On a point of order, Mr. Speaker, of which I have given you notice, arising out of your statement on Thursday, reported in col. 1641 of Hansard. As one who has been plaguing Prime Ministers since 15 December 1970 on questions about the Diego Garcia base, may I ask for your protection in relation to the ruling by the Prime Minister? It seems to many of us that Downing Street has ruled out these questions because they are inconvenient to the Prime Minister.May I ask a direct question, even if it be a bit hypothetical? If we are not to be allowed to put questions on movements through allied bases, does it mean that, for example, we cannot ask questions about movements of food aid to Kampuchea? Indeed, would you rule on the whole issue of questions that are blocked suddenly and rather uncharacteristically by the Prime Minister in this way?

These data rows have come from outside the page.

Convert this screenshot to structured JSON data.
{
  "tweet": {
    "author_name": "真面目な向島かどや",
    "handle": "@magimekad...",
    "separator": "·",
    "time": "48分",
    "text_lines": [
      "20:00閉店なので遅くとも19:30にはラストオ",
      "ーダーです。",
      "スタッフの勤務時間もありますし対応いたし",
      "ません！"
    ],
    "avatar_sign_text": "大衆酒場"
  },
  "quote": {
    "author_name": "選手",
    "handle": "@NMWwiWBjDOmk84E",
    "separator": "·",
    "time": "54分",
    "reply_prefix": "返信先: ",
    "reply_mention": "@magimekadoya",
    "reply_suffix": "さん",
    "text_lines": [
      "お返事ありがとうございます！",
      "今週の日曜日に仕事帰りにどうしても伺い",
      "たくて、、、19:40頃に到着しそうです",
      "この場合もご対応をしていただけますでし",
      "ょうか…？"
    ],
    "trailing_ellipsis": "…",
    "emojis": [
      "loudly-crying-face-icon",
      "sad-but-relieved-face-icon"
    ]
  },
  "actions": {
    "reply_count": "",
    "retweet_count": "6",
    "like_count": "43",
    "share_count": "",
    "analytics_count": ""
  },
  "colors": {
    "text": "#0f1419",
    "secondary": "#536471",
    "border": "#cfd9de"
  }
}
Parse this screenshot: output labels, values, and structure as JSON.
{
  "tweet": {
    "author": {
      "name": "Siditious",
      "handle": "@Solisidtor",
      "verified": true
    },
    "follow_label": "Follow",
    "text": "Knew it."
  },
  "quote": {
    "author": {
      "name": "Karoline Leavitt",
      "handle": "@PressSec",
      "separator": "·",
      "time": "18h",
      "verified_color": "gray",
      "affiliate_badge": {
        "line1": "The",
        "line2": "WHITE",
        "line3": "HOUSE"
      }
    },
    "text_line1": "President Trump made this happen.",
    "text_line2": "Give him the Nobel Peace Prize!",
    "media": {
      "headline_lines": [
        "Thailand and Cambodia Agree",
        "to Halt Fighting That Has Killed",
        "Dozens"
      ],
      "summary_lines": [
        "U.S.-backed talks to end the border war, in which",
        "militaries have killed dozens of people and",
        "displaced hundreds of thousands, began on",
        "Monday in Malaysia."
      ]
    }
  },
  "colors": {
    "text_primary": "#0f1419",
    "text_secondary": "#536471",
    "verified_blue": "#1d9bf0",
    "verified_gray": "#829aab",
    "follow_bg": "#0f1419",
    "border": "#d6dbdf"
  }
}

I am obliged to the hon. Gentleman for giving me notice this morning that he would raise this matter this afternoon. It gave me an opportunity to prepare a considered statement in reply to his point of order.There is a long-standing rule of the House that a question may not be tabled if it is already fully covered by an answer or by a refusal to answer. In 1972 the House relaxed the rule, which previously applied for a whole Session, so that information refused in answer to a question may now be asked for again in three months' time. The Prime Minister has refused to confirm or deny movements through allied bases. Any question on this subject must therefore, be tested against that refusal by the Table Office and, if the question is referred to me, by myself. Obviously I cannot rule on particular questions until I have considered them, and I am sure that the House would not expect me to comment on any hypothetical questions that hon. Members might have in mind.